ACTIVITY
The answer must be an exact restatement of all the data.
══ SUPPLIED MATERIAL
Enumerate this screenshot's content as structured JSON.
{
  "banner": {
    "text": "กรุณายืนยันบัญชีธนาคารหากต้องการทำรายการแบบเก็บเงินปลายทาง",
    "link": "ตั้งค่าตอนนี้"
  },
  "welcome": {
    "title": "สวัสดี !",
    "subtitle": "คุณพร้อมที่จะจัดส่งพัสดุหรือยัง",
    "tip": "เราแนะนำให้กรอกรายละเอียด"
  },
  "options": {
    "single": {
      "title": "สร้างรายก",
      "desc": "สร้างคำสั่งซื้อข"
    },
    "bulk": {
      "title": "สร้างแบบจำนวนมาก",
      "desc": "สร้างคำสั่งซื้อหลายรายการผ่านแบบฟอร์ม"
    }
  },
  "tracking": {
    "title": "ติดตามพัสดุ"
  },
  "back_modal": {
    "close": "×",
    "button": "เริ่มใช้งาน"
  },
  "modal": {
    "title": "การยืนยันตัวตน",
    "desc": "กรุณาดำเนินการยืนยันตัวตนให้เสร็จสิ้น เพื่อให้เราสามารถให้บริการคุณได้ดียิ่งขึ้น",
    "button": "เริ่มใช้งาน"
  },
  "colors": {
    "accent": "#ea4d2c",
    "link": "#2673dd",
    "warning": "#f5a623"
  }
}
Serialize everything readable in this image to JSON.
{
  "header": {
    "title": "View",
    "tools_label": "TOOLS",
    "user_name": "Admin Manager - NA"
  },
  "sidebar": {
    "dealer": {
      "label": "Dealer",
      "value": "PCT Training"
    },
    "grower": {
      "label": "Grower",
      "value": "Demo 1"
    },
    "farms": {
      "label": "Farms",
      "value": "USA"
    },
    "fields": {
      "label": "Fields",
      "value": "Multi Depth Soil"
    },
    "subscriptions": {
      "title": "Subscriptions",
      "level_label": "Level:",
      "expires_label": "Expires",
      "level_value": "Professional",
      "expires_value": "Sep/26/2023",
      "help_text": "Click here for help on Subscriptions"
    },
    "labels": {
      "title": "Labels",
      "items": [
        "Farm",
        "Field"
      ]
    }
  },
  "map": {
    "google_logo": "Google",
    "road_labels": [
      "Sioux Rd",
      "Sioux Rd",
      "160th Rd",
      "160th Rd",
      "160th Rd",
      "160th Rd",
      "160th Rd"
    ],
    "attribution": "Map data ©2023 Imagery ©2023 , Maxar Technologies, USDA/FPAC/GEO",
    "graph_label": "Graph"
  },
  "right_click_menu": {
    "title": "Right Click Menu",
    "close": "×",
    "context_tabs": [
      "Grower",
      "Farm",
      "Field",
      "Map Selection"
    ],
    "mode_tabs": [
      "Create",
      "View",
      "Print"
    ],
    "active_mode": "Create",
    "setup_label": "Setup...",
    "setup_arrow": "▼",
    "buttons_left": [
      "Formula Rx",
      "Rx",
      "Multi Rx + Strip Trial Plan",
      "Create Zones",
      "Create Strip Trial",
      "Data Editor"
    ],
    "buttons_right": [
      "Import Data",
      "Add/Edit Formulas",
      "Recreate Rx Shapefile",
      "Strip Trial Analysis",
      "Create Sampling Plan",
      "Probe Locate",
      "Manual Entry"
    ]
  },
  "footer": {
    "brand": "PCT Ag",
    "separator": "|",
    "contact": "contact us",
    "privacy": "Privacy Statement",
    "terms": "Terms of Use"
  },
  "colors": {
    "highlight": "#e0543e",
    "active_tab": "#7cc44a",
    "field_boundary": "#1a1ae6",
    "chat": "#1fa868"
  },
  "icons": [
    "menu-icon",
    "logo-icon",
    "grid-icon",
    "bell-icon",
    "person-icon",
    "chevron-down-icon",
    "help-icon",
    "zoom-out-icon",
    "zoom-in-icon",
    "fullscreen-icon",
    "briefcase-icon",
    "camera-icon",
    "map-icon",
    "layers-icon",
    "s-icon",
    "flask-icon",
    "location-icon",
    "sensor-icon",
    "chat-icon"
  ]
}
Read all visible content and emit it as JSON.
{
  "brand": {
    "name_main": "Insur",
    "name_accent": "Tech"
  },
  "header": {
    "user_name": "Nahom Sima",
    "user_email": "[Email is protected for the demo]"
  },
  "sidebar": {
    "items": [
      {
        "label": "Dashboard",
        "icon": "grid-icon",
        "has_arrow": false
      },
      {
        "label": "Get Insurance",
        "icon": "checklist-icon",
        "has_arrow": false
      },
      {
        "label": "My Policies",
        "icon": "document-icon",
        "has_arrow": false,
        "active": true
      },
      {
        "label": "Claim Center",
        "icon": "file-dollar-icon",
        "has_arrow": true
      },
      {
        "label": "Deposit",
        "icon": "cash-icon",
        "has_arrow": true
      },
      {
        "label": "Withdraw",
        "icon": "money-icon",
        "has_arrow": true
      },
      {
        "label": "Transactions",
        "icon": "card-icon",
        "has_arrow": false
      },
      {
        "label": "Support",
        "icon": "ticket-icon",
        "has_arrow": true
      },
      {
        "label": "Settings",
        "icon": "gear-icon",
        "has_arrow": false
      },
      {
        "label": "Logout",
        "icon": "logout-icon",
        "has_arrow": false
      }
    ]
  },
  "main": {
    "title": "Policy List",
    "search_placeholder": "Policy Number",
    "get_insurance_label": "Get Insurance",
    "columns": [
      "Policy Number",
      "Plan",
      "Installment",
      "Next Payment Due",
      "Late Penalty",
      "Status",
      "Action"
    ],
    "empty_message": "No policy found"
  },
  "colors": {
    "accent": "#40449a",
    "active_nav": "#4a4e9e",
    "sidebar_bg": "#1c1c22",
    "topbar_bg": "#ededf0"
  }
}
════
OUTPUT OF THE TASK
Enumerate this screenshot's content as structured JSON.
{
  "banner": {
    "text": "กรุณายืนยันบัญชีธนาคารหากต้องการทำรายการแบบเก็บเงินปลายทาง",
    "link": "ตั้งค่าตอนนี้"
  },
  "welcome": {
    "title": "สวัสดี !",
    "subtitle": "คุณพร้อมที่จะจัดส่งพัสดุหรือยัง",
    "tip": "เราแนะนำให้กรอกรายละเอียด"
  },
  "options": {
    "single": {
      "title": "สร้างรายก",
      "desc": "สร้างคำสั่งซื้อข"
    },
    "bulk": {
      "title": "สร้างแบบจำนวนมาก",
      "desc": "สร้างคำสั่งซื้อหลายรายการผ่านแบบฟอร์ม"
    }
  },
  "tracking": {
    "title": "ติดตามพัสดุ"
  },
  "back_modal": {
    "close": "×",
    "button": "เริ่มใช้งาน"
  },
  "modal": {
    "title": "การยืนยันตัวตน",
    "desc": "กรุณาดำเนินการยืนยันตัวตนให้เสร็จสิ้น เพื่อให้เราสามารถให้บริการคุณได้ดียิ่งขึ้น",
    "button": "เริ่มใช้งาน"
  },
  "colors": {
    "accent": "#ea4d2c",
    "link": "#2673dd",
    "warning": "#f5a623"
  }
}
Serialize everything readable in this image to JSON.
{
  "header": {
    "title": "View",
    "tools_label": "TOOLS",
    "user_name": "Admin Manager - NA"
  },
  "sidebar": {
    "dealer": {
      "label": "Dealer",
      "value": "PCT Training"
    },
    "grower": {
      "label": "Grower",
      "value": "Demo 1"
    },
    "farms": {
      "label": "Farms",
      "value": "USA"
    },
    "fields": {
      "label": "Fields",
      "value": "Multi Depth Soil"
    },
    "subscriptions": {
      "title": "Subscriptions",
      "level_label": "Level:",
      "expires_label": "Expires",
      "level_value": "Professional",
      "expires_value": "Sep/26/2023",
      "help_text": "Click here for help on Subscriptions"
    },
    "labels": {
      "title": "Labels",
      "items": [
        "Farm",
        "Field"
      ]
    }
  },
  "map": {
    "google_logo": "Google",
    "road_labels": [
      "Sioux Rd",
      "Sioux Rd",
      "160th Rd",
      "160th Rd",
      "160th Rd",
      "160th Rd",
      "160th Rd"
    ],
    "attribution": "Map data ©2023 Imagery ©2023 , Maxar Technologies, USDA/FPAC/GEO",
    "graph_label": "Graph"
  },
  "right_click_menu": {
    "title": "Right Click Menu",
    "close": "×",
    "context_tabs": [
      "Grower",
      "Farm",
      "Field",
      "Map Selection"
    ],
    "mode_tabs": [
      "Create",
      "View",
      "Print"
    ],
    "active_mode": "Create",
    "setup_label": "Setup...",
    "setup_arrow": "▼",
    "buttons_left": [
      "Formula Rx",
      "Rx",
      "Multi Rx + Strip Trial Plan",
      "Create Zones",
      "Create Strip Trial",
      "Data Editor"
    ],
    "buttons_right": [
      "Import Data",
      "Add/Edit Formulas",
      "Recreate Rx Shapefile",
      "Strip Trial Analysis",
      "Create Sampling Plan",
      "Probe Locate",
      "Manual Entry"
    ]
  },
  "footer": {
    "brand": "PCT Ag",
    "separator": "|",
    "contact": "contact us",
    "privacy": "Privacy Statement",
    "terms": "Terms of Use"
  },
  "colors": {
    "highlight": "#e0543e",
    "active_tab": "#7cc44a",
    "field_boundary": "#1a1ae6",
    "chat": "#1fa868"
  },
  "icons": [
    "menu-icon",
    "logo-icon",
    "grid-icon",
    "bell-icon",
    "person-icon",
    "chevron-down-icon",
    "help-icon",
    "zoom-out-icon",
    "zoom-in-icon",
    "fullscreen-icon",
    "briefcase-icon",
    "camera-icon",
    "map-icon",
    "layers-icon",
    "s-icon",
    "flask-icon",
    "location-icon",
    "sensor-icon",
    "chat-icon"
  ]
}
Read all visible content and emit it as JSON.
{
  "brand": {
    "name_main": "Insur",
    "name_accent": "Tech"
  },
  "header": {
    "user_name": "Nahom Sima",
    "user_email": "[Email is protected for the demo]"
  },
  "sidebar": {
    "items": [
      {
        "label": "Dashboard",
        "icon": "grid-icon",
        "has_arrow": false
      },
      {
        "label": "Get Insurance",
        "icon": "checklist-icon",
        "has_arrow": false
      },
      {
        "label": "My Policies",
        "icon": "document-icon",
        "has_arrow": false,
        "active": true
      },
      {
        "label": "Claim Center",
        "icon": "file-dollar-icon",
        "has_arrow": true
      },
      {
        "label": "Deposit",
        "icon": "cash-icon",
        "has_arrow": true
      },
      {
        "label": "Withdraw",
        "icon": "money-icon",
        "has_arrow": true
      },
      {
        "label": "Transactions",
        "icon": "card-icon",
        "has_arrow": false
      },
      {
        "label": "Support",
        "icon": "ticket-icon",
        "has_arrow": true
      },
      {
        "label": "Settings",
        "icon": "gear-icon",
        "has_arrow": false
      },
      {
        "label": "Logout",
        "icon": "logout-icon",
        "has_arrow": false
      }
    ]
  },
  "main": {
    "title": "Policy List",
    "search_placeholder": "Policy Number",
    "get_insurance_label": "Get Insurance",
    "columns": [
      "Policy Number",
      "Plan",
      "Installment",
      "Next Payment Due",
      "Late Penalty",
      "Status",
      "Action"
    ],
    "empty_message": "No policy found"
  },
  "colors": {
    "accent": "#40449a",
    "active_nav": "#4a4e9e",
    "sidebar_bg": "#1c1c22",
    "topbar_bg": "#ededf0"
  }
}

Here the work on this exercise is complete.